Mon Nov 12 Global Future Councils in Dubai. | Tue Nov 13 ASEAN summit in Singapore. | Wed Nov 14 Fed testifies in House. | Thu Nov 15 SEC proxy voting roundtable. Fed testifies in Senate.

Week InReview: November 9, 2018

`Fed Is in Denial': How a $4 Trillion Dilemma Could Get Ugly Fixed-income traders are telling the Federal Reserve that it might end up making a big policy mistake. And it's not just rising interest rates they're talking about. Wall Street sees risk of reserves growing scarce on Fed unwind; demand for short-term cash could wreak havoc on rate policy. (Bloomberg Markets | Nov 8)... and more!

Week InAdvance: November 5, 2018

Mon Nov 5 CFTC considers swap-related rules. | Tue Nov 6 New Economy Forum in Singapore. | Wed Nov 7 SEC panel meets on Regulation Best Interest. | Thu Nov 8 FOMC rate decision. | Fri Nov 9 FinReg event at Brookings.

Week InReview: November 2, 2018
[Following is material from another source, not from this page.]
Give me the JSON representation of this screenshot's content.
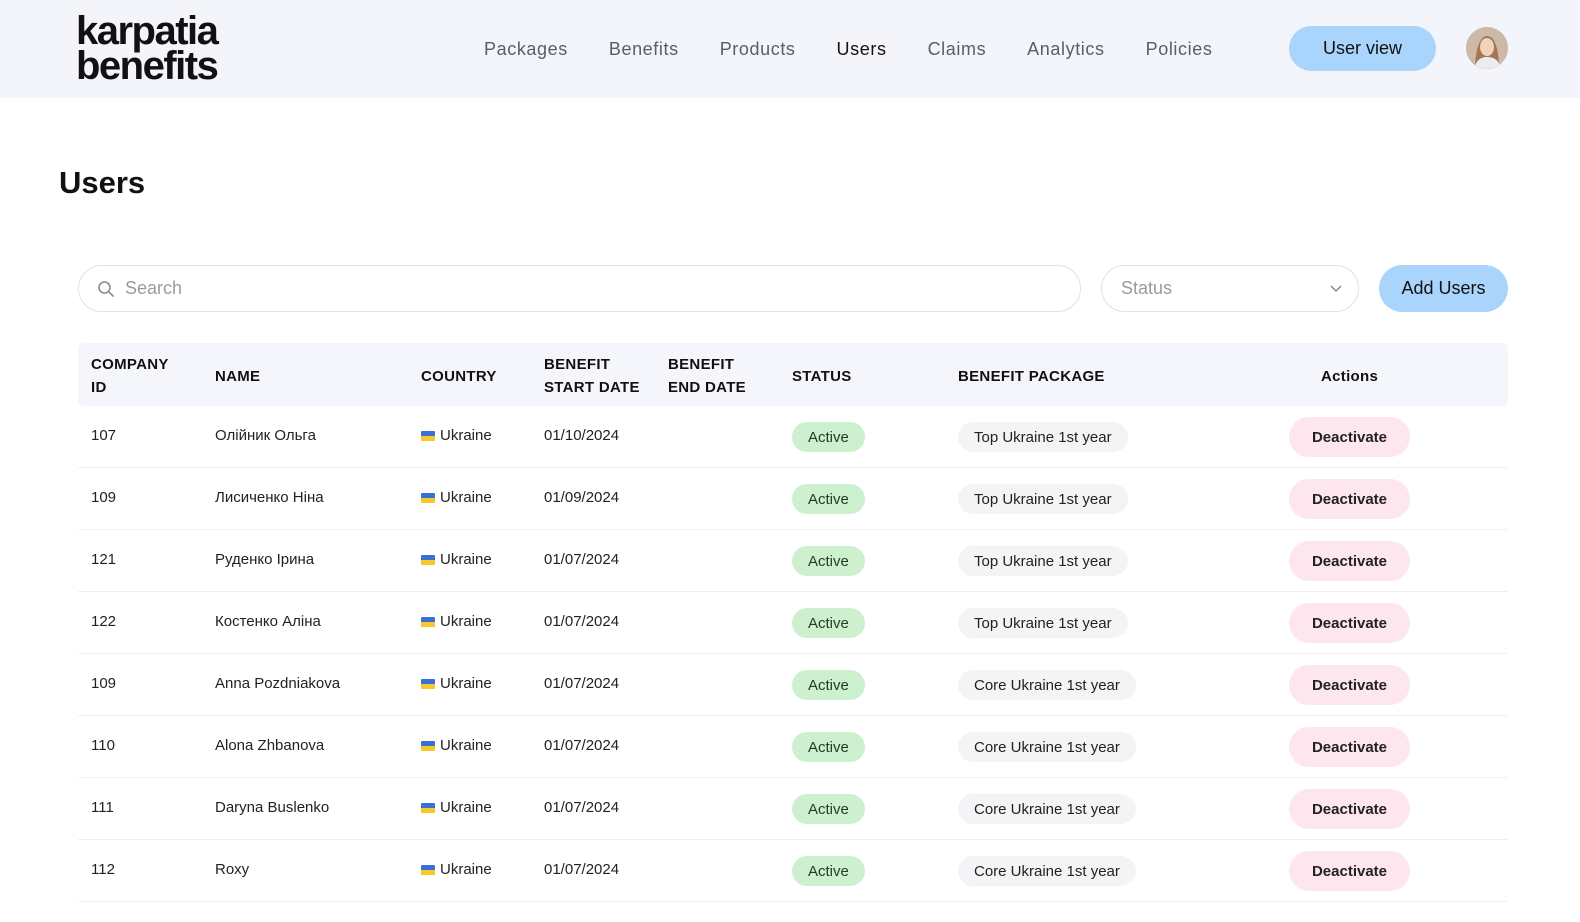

Among the Laws of Insider Trading, two have special places in my heart. One is the Second Law, which is that if you have inside information about a company, don't use it to buy short-dated out-of-the-money options on that company. This one is so important, and comes up so often, because that's how they catch you: Suspicious options trades the day before a big event are a giant red flag, and if you've never traded options before it can be a bit hard to explain why you suddenly got a hankering to do it right before a merger.

The other is the Fifth Law, which is that you should not insider trade by planting bombs at a company and buying put options on its stock. This one comes up infrequently, and is arguably not a law of insider trading at all, but it is nonetheless very important, because bombs are bad. Like, insider trading and stock manipulation are generally illegal and you shouldn't do them and if you do you might get in trouble. But if you just go around blowing things up with bombs you will get in much worse trouble.

That is: Violating the Second Law greatly increases the chances that you'll get caught, and violating the Fifth Law greatly increases the chances that, if you do get caught, you'll go to prison for a very long time.

Matt Levine's Money Stuff